WORK INSTRUCTION – Copy the records. Keep every line exactly as it is.

INPUT –
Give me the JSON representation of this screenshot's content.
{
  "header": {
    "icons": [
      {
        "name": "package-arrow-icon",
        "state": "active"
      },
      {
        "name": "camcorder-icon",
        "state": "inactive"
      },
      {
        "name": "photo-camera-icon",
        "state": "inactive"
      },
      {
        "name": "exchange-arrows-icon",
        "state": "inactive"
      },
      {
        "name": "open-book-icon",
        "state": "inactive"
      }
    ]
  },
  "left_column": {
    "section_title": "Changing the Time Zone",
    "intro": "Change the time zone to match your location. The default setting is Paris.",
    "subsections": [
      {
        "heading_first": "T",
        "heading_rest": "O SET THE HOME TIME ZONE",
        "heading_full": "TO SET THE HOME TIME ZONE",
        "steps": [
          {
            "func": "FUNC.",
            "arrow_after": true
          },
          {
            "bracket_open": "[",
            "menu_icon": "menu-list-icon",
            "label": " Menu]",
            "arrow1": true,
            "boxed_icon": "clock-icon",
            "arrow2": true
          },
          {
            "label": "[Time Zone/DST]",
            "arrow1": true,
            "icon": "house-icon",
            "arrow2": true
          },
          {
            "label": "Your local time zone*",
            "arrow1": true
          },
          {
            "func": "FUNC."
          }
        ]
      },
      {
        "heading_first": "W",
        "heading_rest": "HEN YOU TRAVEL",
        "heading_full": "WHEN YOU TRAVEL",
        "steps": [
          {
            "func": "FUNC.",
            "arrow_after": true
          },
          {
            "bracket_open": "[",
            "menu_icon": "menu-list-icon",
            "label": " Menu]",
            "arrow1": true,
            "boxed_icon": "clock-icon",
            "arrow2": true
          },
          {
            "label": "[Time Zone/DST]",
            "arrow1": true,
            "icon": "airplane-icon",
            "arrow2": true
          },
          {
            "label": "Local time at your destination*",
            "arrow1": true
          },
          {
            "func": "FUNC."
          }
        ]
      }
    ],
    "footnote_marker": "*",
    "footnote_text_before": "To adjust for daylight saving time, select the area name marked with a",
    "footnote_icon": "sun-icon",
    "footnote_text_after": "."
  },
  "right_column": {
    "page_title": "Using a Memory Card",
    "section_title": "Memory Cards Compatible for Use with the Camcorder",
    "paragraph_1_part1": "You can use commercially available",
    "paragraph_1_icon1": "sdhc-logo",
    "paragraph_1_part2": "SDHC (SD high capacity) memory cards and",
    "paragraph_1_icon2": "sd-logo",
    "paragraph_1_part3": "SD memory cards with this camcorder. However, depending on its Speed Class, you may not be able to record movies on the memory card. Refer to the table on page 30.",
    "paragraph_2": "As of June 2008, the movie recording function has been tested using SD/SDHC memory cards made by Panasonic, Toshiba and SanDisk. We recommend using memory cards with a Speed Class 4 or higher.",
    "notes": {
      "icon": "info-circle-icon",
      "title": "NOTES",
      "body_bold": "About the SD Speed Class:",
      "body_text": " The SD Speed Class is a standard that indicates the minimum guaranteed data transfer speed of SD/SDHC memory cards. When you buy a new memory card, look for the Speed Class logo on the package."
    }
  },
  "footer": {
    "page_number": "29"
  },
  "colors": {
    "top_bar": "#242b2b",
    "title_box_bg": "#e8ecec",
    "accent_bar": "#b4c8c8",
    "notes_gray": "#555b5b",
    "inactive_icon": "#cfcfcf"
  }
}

RESPONSE AREA –
Give me the JSON representation of this screenshot's content.
{
  "header": {
    "icons": [
      {
        "name": "package-arrow-icon",
        "state": "active"
      },
      {
        "name": "camcorder-icon",
        "state": "inactive"
      },
      {
        "name": "photo-camera-icon",
        "state": "inactive"
      },
      {
        "name": "exchange-arrows-icon",
        "state": "inactive"
      },
      {
        "name": "open-book-icon",
        "state": "inactive"
      }
    ]
  },
  "left_column": {
    "section_title": "Changing the Time Zone",
    "intro": "Change the time zone to match your location. The default setting is Paris.",
    "subsections": [
      {
        "heading_first": "T",
        "heading_rest": "O SET THE HOME TIME ZONE",
        "heading_full": "TO SET THE HOME TIME ZONE",
        "steps": [
          {
            "func": "FUNC.",
            "arrow_after": true
          },
          {
            "bracket_open": "[",
            "menu_icon": "menu-list-icon",
            "label": " Menu]",
            "arrow1": true,
            "boxed_icon": "clock-icon",
            "arrow2": true
          },
          {
            "label": "[Time Zone/DST]",
            "arrow1": true,
            "icon": "house-icon",
            "arrow2": true
          },
          {
            "label": "Your local time zone*",
            "arrow1": true
          },
          {
            "func": "FUNC."
          }
        ]
      },
      {
        "heading_first": "W",
        "heading_rest": "HEN YOU TRAVEL",
        "heading_full": "WHEN YOU TRAVEL",
        "steps": [
          {
            "func": "FUNC.",
            "arrow_after": true
          },
          {
            "bracket_open": "[",
            "menu_icon": "menu-list-icon",
            "label": " Menu]",
            "arrow1": true,
            "boxed_icon": "clock-icon",
            "arrow2": true
          },
          {
            "label": "[Time Zone/DST]",
            "arrow1": true,
            "icon": "airplane-icon",
            "arrow2": true
          },
          {
            "label": "Local time at your destination*",
            "arrow1": true
          },
          {
            "func": "FUNC."
          }
        ]
      }
    ],
    "footnote_marker": "*",
    "footnote_text_before": "To adjust for daylight saving time, select the area name marked with a",
    "footnote_icon": "sun-icon",
    "footnote_text_after": "."
  },
  "right_column": {
    "page_title": "Using a Memory Card",
    "section_title": "Memory Cards Compatible for Use with the Camcorder",
    "paragraph_1_part1": "You can use commercially available",
    "paragraph_1_icon1": "sdhc-logo",
    "paragraph_1_part2": "SDHC (SD high capacity) memory cards and",
    "paragraph_1_icon2": "sd-logo",
    "paragraph_1_part3": "SD memory cards with this camcorder. However, depending on its Speed Class, you may not be able to record movies on the memory card. Refer to the table on page 30.",
    "paragraph_2": "As of June 2008, the movie recording function has been tested using SD/SDHC memory cards made by Panasonic, Toshiba and SanDisk. We recommend using memory cards with a Speed Class 4 or higher.",
    "notes": {
      "icon": "info-circle-icon",
      "title": "NOTES",
      "body_bold": "About the SD Speed Class:",
      "body_text": " The SD Speed Class is a standard that indicates the minimum guaranteed data transfer speed of SD/SDHC memory cards. When you buy a new memory card, look for the Speed Class logo on the package."
    }
  },
  "footer": {
    "page_number": "29"
  },
  "colors": {
    "top_bar": "#242b2b",
    "title_box_bg": "#e8ecec",
    "accent_bar": "#b4c8c8",
    "notes_gray": "#555b5b",
    "inactive_icon": "#cfcfcf"
  }
}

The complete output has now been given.